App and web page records

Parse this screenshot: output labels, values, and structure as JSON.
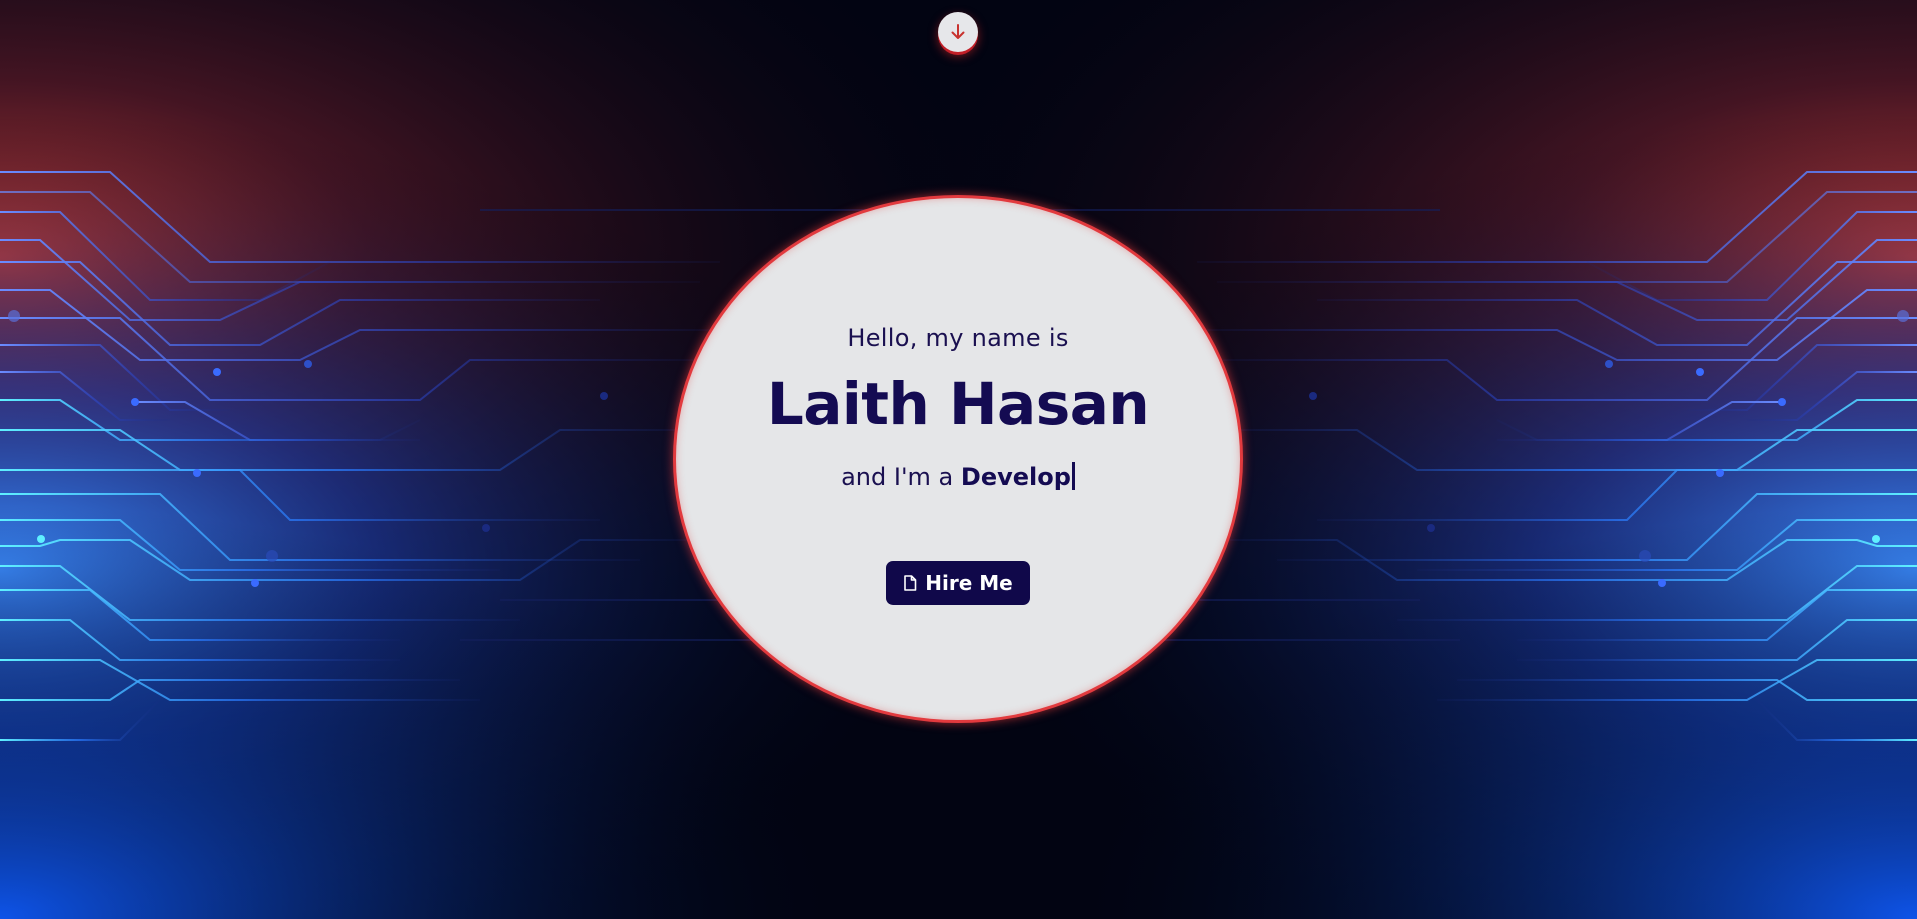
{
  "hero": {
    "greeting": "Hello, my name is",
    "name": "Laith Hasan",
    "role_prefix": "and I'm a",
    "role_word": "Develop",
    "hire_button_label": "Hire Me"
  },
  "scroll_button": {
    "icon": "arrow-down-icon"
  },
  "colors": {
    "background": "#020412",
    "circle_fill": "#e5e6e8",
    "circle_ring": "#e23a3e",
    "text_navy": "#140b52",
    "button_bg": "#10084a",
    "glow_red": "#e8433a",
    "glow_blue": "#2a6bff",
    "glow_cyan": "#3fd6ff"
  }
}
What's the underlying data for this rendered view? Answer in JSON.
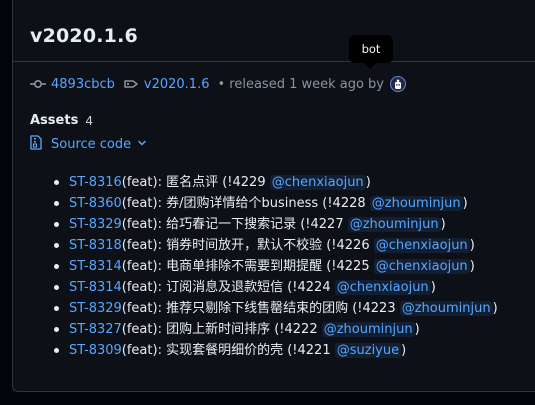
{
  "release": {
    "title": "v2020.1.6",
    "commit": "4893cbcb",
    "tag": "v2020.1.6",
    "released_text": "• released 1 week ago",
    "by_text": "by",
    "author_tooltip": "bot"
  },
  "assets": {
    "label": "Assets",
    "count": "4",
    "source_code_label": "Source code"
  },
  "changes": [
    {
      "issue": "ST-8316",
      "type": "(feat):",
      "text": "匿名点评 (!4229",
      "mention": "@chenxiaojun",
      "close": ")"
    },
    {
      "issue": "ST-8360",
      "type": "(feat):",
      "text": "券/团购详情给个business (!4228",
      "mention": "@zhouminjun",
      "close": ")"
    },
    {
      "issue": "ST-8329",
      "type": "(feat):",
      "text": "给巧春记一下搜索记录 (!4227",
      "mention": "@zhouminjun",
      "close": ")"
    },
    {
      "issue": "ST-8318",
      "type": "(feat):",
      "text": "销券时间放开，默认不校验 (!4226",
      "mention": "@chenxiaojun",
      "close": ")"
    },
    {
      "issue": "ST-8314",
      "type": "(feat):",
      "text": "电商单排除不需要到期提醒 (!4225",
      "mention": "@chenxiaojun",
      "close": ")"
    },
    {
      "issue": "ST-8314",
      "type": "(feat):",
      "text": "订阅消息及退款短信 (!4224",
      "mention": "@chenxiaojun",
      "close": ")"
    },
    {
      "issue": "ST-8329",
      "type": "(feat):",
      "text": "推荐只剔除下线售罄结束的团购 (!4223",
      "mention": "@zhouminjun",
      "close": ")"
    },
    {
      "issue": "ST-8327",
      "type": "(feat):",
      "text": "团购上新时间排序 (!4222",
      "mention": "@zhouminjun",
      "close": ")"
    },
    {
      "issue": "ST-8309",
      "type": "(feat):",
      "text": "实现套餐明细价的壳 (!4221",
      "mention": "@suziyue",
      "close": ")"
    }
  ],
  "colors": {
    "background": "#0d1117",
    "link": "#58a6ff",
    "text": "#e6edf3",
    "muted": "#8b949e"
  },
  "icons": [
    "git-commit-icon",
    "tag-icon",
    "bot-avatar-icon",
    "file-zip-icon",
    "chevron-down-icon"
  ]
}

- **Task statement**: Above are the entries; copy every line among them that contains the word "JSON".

- **Expected answer**:
Parse this screenshot: output labels, values, and structure as JSON.
What's the underlying data for this rendered view? Answer in JSON.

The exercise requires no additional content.